Los Angeles — Despite competitive and
technological challenges, cable programmers
must continue to produce quality,
original content to remain successful in a
crowded marketplace, according to several
network executives speaking on a panel at
The Cable Show 2010 last week.

The industry’s slew of major original
scripted and reality hit shows such as AMC’s
Mad Men and TNT’s The Closer have allowed
networks to better identify their brands and
stand out against the multitude of competitors
in the marketplace, said Ed Carroll, chief
operating officer of Rainbow Entertainment
Services, who was part of the session last
Tuesday afternoon.

“What all these shows have in common
is, they make the networks distinctive and
hard to replace,” Carroll said. “You develop
fans that are attached to the networks and
the brands — at the end of
the day, that’s what we’re all

NBC Universal executive
vice president and general
manager for Bravo Media
Frances Berwick said the
success of such reality shows as the Real
franchise has allowed the service
to change its brand image from one reliant
on acquired and repurposed content to
one known mostly for its original fare.

“We’ve been able to do more [due to strong
original programming]; we’ve doubled our
number of original hours in the past three
years, but we can also move away from [the]
acquired and repurposed standpoint,” she

History president and general manager
Nancy Dubuc added that the more successful
a network is at developing original programming,
the more pressure it faces to keep
rolling out new content that stays within the
brand identity.

“It’s that balance of keeping the pressure
on the team but staying true to what distinguishes
you as a brand, which is why viewers
watch you,” she said.

Executives warned that the advent of the
Internet and other technologies
that allow viewers
to watch quality
original cable fare free of
charge or without commercials
threatens the dual revenue
financial model that
supports original programming production.

Carroll said onl ine authent icat ion
efforts can also help maintain a show’s value
to advertisers by disabling fast-forwarding
through commercials.
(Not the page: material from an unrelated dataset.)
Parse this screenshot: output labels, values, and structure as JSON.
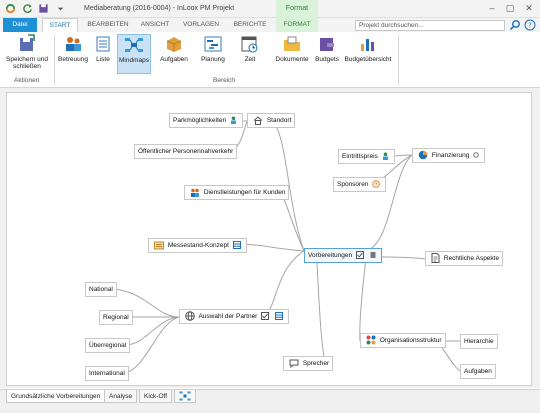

While the debate over TV Everywhere
models continue, FX executive vice president
of original programming Nick Grad said that
in the end it’s the content that attracts viewers
to the various platforms.

“You have to work on making the best
show possible,” he said.